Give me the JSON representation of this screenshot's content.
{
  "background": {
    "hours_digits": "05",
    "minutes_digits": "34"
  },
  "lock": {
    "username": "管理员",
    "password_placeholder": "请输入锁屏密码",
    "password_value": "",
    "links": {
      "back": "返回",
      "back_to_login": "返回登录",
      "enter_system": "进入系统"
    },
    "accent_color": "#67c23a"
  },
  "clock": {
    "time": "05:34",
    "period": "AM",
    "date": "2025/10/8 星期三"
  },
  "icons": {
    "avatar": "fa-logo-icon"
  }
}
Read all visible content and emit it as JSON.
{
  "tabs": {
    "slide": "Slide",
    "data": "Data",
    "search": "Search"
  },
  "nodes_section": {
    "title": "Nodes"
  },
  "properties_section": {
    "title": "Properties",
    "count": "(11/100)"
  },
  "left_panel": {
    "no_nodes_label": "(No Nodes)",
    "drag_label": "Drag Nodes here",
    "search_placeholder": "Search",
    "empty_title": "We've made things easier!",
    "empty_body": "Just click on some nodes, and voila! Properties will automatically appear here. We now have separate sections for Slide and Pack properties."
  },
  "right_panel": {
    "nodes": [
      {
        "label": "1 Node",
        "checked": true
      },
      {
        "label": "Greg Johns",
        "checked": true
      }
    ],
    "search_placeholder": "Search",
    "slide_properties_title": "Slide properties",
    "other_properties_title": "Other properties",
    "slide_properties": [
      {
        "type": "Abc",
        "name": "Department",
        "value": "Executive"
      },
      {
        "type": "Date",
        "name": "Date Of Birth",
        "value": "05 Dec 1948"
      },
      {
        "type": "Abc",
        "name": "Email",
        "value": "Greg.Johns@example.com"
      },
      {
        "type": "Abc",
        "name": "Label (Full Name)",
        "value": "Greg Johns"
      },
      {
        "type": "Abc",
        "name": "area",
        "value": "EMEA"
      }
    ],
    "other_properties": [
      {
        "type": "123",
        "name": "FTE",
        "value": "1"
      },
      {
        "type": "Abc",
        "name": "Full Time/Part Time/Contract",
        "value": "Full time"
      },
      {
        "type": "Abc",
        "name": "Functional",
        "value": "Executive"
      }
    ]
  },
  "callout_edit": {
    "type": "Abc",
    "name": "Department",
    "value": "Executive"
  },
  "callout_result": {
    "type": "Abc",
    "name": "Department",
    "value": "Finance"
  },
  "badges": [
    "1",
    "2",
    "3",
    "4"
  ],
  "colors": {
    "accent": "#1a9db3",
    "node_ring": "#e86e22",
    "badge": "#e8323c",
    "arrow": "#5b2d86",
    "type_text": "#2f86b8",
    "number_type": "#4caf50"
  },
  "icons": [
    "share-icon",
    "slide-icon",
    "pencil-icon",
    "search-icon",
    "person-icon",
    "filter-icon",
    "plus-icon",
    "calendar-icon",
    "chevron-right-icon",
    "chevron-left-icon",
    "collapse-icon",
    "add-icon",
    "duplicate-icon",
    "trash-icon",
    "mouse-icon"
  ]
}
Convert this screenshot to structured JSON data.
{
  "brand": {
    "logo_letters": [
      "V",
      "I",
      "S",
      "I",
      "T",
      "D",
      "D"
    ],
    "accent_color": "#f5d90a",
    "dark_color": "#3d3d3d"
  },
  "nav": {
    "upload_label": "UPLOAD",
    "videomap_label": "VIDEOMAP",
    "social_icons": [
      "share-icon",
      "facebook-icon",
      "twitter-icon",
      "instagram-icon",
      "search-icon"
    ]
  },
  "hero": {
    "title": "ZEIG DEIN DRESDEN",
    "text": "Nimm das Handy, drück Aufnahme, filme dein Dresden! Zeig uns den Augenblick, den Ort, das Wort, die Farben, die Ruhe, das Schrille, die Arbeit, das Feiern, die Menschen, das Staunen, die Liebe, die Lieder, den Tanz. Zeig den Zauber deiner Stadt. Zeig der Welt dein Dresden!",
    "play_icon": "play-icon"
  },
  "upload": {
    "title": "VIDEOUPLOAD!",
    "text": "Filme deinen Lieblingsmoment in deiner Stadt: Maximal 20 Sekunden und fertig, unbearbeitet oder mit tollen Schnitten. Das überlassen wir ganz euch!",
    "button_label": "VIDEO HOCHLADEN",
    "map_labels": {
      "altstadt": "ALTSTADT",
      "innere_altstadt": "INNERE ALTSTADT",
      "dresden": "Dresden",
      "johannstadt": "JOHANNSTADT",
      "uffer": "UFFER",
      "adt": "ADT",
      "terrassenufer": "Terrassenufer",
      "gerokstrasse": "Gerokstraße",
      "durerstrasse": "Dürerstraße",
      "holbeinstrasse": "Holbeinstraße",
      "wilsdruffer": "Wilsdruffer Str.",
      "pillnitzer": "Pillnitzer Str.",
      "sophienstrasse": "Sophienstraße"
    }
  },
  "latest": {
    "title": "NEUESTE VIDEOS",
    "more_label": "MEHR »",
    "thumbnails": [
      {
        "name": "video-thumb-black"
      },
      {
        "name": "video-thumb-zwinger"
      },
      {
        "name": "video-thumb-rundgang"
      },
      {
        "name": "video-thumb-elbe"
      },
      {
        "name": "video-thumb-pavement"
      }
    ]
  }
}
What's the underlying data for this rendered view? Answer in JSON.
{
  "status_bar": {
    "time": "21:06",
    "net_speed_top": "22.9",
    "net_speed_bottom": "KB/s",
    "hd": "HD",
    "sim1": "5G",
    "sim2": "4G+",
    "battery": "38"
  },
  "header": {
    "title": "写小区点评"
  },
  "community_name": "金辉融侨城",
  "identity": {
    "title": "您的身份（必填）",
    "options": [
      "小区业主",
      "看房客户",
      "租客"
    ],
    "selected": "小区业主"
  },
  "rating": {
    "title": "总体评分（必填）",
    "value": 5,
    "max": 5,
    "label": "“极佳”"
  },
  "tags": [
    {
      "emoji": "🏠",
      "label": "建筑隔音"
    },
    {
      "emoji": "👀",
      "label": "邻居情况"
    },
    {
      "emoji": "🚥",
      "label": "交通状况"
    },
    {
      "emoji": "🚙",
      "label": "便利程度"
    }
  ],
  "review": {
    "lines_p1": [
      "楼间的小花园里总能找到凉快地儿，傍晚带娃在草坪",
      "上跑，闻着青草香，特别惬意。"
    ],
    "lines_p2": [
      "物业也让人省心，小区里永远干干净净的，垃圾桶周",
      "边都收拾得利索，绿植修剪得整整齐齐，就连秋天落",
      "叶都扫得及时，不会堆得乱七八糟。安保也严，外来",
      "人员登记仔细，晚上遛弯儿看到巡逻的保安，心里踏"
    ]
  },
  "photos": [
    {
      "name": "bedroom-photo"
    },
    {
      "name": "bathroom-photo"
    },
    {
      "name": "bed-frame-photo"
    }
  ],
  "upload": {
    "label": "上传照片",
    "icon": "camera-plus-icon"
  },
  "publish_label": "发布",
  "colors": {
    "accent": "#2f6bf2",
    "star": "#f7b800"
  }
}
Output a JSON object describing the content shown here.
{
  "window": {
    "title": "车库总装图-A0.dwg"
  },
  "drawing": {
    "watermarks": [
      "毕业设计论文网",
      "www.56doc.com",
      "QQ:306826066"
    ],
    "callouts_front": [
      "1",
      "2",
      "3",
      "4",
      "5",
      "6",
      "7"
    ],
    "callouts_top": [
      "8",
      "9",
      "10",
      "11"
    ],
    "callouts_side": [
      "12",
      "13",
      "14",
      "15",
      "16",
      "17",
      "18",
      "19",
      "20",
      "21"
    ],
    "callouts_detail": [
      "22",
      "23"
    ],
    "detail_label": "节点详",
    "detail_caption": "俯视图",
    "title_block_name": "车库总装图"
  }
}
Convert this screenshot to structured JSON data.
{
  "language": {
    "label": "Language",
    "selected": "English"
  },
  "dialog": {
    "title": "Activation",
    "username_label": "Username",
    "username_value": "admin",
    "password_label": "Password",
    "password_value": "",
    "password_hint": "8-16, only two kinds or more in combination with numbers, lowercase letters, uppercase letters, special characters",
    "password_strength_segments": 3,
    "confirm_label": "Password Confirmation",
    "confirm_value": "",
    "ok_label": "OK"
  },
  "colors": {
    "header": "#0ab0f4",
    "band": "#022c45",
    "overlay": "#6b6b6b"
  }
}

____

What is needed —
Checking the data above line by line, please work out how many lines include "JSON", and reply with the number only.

Written answer —
6